When you look at the constellation of intelligence services in the United States, there is some overlap, but many of them have unique capabilities. For example, the CIA’s capabilities are obviously focused overseas in places like South Asia or the Horn of Africa. The National Counterterrorism Center’s capabilities are focused on infusing intelligence from all services. The FBI’s focus is largely domestic. So you look at a couple of pieces that help define what DHS’s specific mandate and responsibilities are. There are unique areas—such as the border, customs, and national infrastructure—that other intelligence community members don’t focus on. These are areas where DHS has a mandate by statute and by responsibility. They have unique pools of data in areas like travel or immigration. So Aspen’s recommendation is to build on these unique areas and try to avoid areas that are the responsibility of other agencies.

How would DHS make the private sector a factor in the domestic intelligence apparatus? What responsibilities would they each have?

There are a couple of responsibilities. The first is when you’re looking at broad industries: How do we prevent breaches of digital information by a foreign power? What are the common threats across the United States? Maybe an industry on the West Coast hasn’t been attacked yet, but an industry on the East Coast has been.

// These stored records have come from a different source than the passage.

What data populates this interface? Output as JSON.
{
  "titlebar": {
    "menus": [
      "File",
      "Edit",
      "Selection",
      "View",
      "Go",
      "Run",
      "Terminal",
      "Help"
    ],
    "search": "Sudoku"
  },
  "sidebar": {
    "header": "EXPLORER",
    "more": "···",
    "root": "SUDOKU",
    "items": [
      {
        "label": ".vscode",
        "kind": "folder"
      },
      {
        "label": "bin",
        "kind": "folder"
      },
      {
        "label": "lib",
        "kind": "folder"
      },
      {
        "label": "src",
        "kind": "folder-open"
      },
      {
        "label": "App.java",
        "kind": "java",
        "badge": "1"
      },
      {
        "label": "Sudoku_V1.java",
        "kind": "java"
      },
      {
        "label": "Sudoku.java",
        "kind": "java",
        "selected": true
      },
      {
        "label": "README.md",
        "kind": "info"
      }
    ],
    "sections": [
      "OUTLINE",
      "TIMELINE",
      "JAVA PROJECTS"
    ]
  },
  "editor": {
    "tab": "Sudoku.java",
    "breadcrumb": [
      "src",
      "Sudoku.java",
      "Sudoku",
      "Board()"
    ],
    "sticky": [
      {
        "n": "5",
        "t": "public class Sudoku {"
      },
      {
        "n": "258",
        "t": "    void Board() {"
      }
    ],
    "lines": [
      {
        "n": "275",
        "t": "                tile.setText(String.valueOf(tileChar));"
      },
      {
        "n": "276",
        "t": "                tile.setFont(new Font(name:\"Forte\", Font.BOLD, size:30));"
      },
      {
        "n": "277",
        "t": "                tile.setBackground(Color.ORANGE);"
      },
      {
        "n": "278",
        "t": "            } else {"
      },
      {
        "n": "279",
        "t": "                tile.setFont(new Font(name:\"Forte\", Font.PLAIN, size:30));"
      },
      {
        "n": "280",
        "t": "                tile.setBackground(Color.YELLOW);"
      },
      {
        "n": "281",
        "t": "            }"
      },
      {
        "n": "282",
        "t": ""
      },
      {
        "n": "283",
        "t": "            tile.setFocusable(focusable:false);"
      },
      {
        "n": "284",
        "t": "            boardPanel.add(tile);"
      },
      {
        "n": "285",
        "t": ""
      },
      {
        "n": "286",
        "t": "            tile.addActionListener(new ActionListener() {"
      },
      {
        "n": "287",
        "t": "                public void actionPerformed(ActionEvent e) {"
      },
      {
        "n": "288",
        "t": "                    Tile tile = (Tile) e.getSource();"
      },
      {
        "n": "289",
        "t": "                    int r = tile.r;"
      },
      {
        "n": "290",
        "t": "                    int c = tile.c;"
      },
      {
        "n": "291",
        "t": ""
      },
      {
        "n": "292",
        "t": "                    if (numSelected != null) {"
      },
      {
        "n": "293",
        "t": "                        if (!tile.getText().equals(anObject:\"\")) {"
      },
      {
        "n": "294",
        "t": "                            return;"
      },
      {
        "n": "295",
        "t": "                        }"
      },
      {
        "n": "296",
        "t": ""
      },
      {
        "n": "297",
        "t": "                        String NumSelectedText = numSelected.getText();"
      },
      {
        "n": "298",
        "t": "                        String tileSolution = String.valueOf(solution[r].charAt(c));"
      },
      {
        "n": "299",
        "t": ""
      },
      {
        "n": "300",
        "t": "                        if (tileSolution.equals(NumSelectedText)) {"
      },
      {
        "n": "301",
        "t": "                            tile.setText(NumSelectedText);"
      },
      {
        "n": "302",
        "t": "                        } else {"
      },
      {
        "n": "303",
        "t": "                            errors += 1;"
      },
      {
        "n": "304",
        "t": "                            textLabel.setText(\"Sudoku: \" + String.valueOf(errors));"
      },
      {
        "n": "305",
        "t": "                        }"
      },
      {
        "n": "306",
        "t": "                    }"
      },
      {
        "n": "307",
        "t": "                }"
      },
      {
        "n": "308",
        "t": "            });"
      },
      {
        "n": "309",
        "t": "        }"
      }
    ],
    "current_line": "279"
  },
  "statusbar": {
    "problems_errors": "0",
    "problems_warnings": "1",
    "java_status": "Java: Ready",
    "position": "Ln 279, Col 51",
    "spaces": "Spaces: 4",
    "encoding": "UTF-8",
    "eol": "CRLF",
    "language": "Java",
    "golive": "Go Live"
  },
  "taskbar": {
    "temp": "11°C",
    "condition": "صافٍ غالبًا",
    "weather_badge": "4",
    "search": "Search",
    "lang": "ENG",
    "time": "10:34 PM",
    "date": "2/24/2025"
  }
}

Maybe there are lessons.

While you’re trying to help people understand what the common threat is and maybe how to respond to it, you’re also, hopefully, building trust, so they report a breach, and the federal government can sound the alarm and give stakeholders advice on protecting themselves. It has to be a partnership though, because a lot of information that resides out there is not going to be in federal databases. It’s going to be in the hands of a security manager who needs to build trust with DHS because he’s concerned about proprietary information reaching the general public.

So what the Aspen Institute wants is for DHS to focus more on protection at the local level than determining who’s going to attack us and why?

I think what we’re saying is “How can we sharpen and focus what we do over time so it aligns with our areas of expertise?” That includes the areas where we have unique talent and data pools and the areas where we have a customer base that isn’t being served by other agencies. We spent a lot of time with DHS Secretary Janet Napolitano and other DHS officials.

I’m afraid that someone is going to perceive this as a critique of DHS. It’s only saying we have more experience than we did a decade ago, so let’s apply it and see if there are ways to evolve. Any entity that I’ve ever been involved with—whether it’s public or private—has to sit back at some point and say, “Look, the world changes.” I don’t care if you’re selling widgets or you’re doing homeland security. Let’s keep evolving or we’ll die.



The Magazine — Past Issues


Beyond Print

SM Online

See all the latest links and resources that supplement the current issue of Security Management magazine.